## Action item
Copy each line of the records that holds the string "heart".

- - - - -

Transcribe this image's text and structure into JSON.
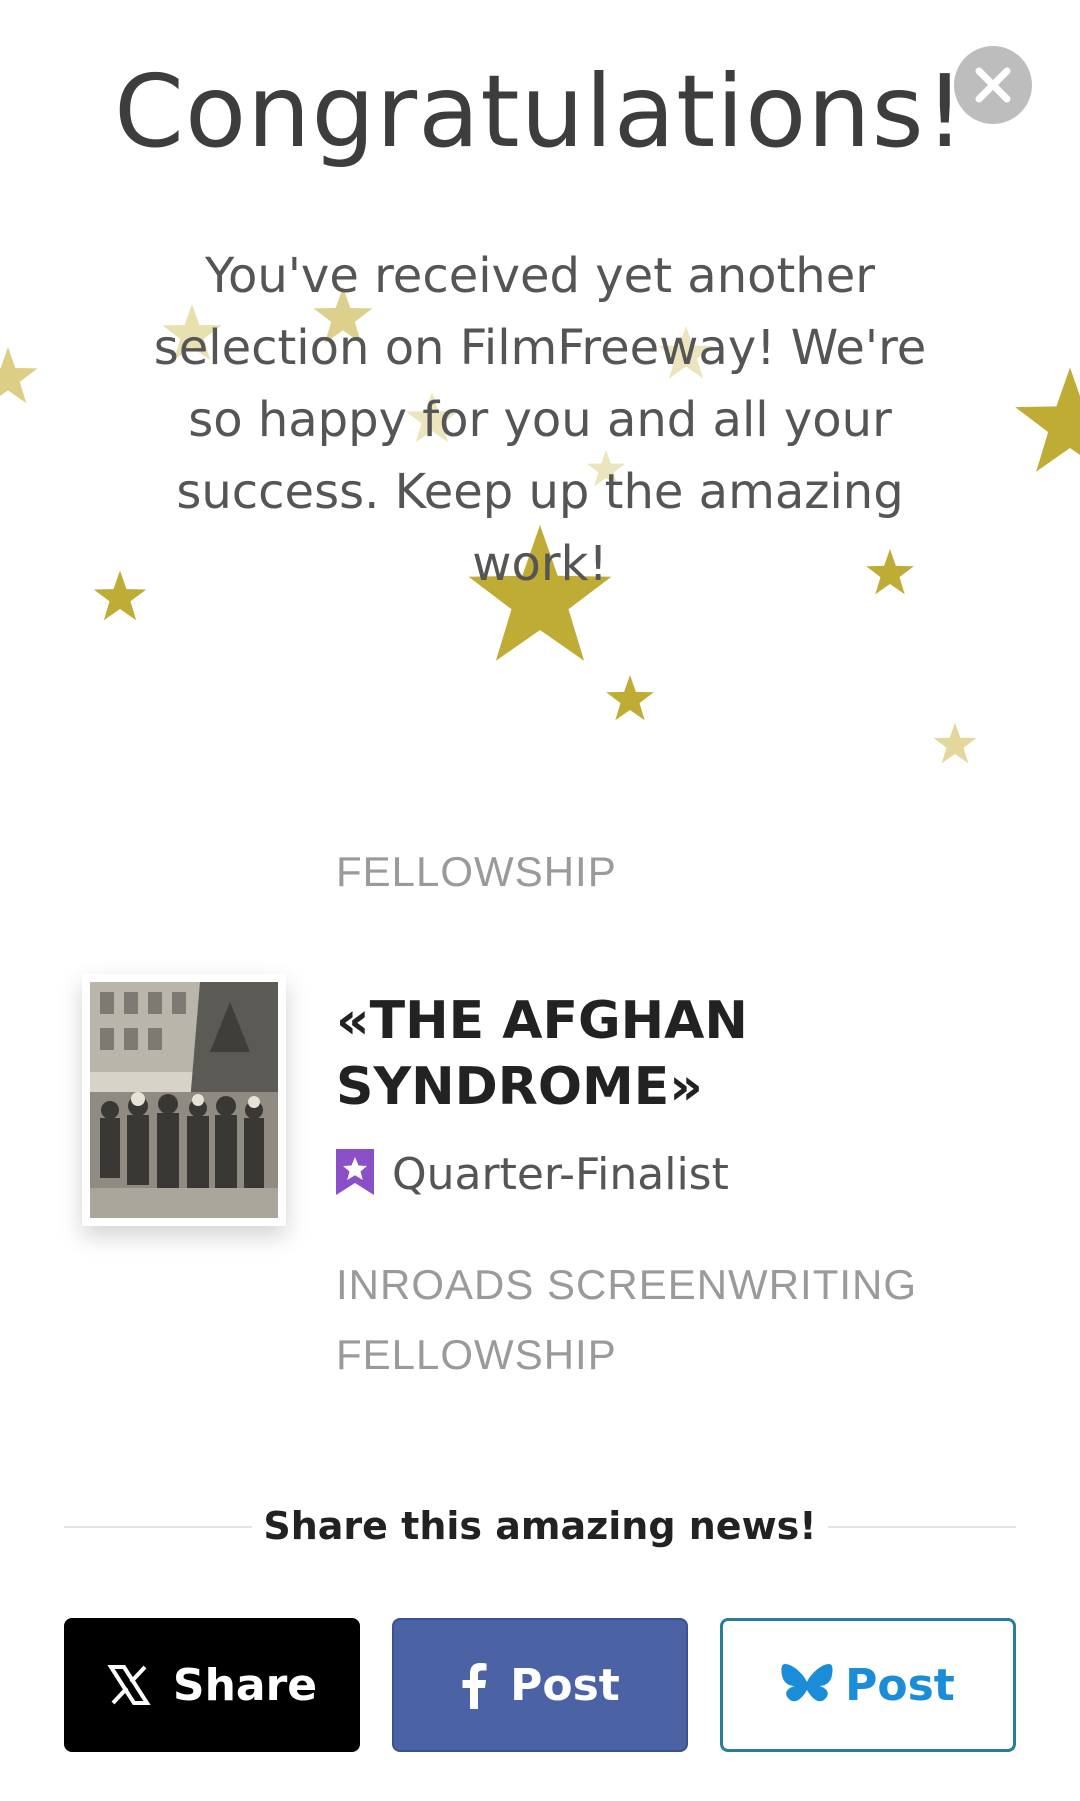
{
  "dialog": {
    "title": "Congratulations!",
    "message": "You've received yet another selection on FilmFreeway! We're so happy for you and all your success. Keep up the amazing work!",
    "close_icon": "close-icon"
  },
  "selection": {
    "category": "FELLOWSHIP",
    "project_title": "«THE AFGHAN SYNDROME»",
    "award_icon": "bookmark-star-icon",
    "award": "Quarter-Finalist",
    "festival": "INROADS SCREENWRITING FELLOWSHIP"
  },
  "share": {
    "heading": "Share this amazing news!",
    "buttons": [
      {
        "label": "Share",
        "icon": "x-logo-icon"
      },
      {
        "label": "Post",
        "icon": "facebook-icon"
      },
      {
        "label": "Post",
        "icon": "bluesky-icon"
      }
    ]
  },
  "colors": {
    "star_gold": "#bfac35",
    "award_purple": "#8b4fc7",
    "facebook_blue": "#4b62a4",
    "bluesky_blue": "#1a8cd8"
  }
}
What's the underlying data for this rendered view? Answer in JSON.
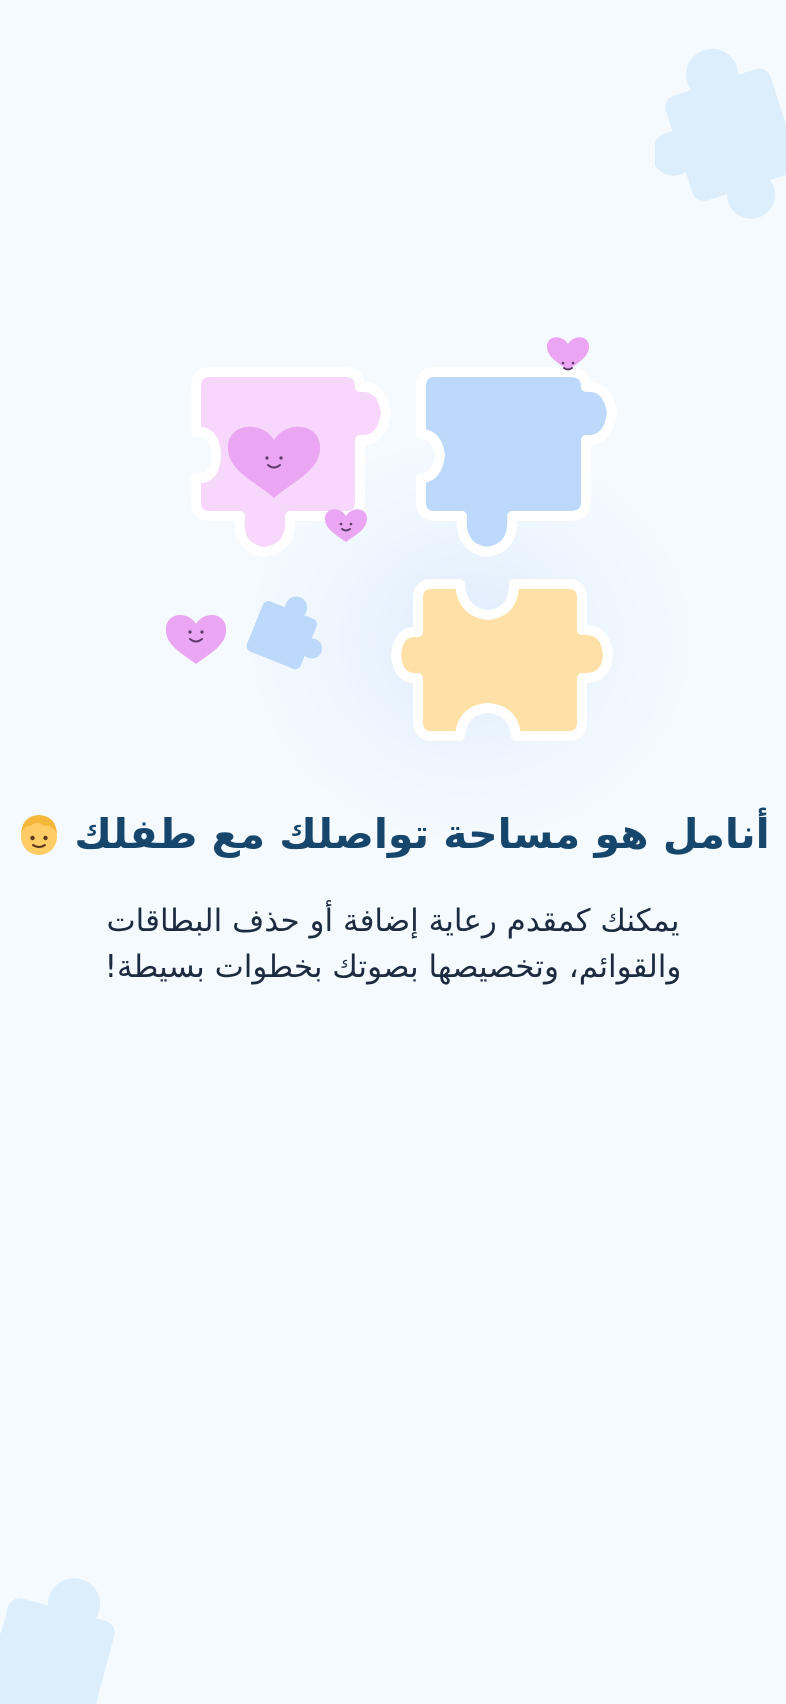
{
  "onboarding": {
    "title": "أنامل هو مساحة تواصلك مع طفلك",
    "description_line_1": "يمكنك كمقدم رعاية إضافة أو حذف البطاقات",
    "description_line_2": "والقوائم، وتخصيصها بصوتك بخطوات بسيطة!"
  },
  "icons": {
    "title_emoji": "child-face-icon",
    "illustration": "puzzle-pieces-icon",
    "hearts": "smiling-heart-icon"
  },
  "colors": {
    "background": "#f5faff",
    "title": "#16466b",
    "body": "#1d2b40",
    "pink_piece": "#f7d7fb",
    "blue_piece": "#bcd9fb",
    "yellow_piece": "#ffe1a8",
    "heart": "#eaa6f2",
    "deco_piece": "#dcedfc"
  }
}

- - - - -

## Solution for this task
    "hearts": "smiling-heart-icon"
    "heart": "#eaa6f2",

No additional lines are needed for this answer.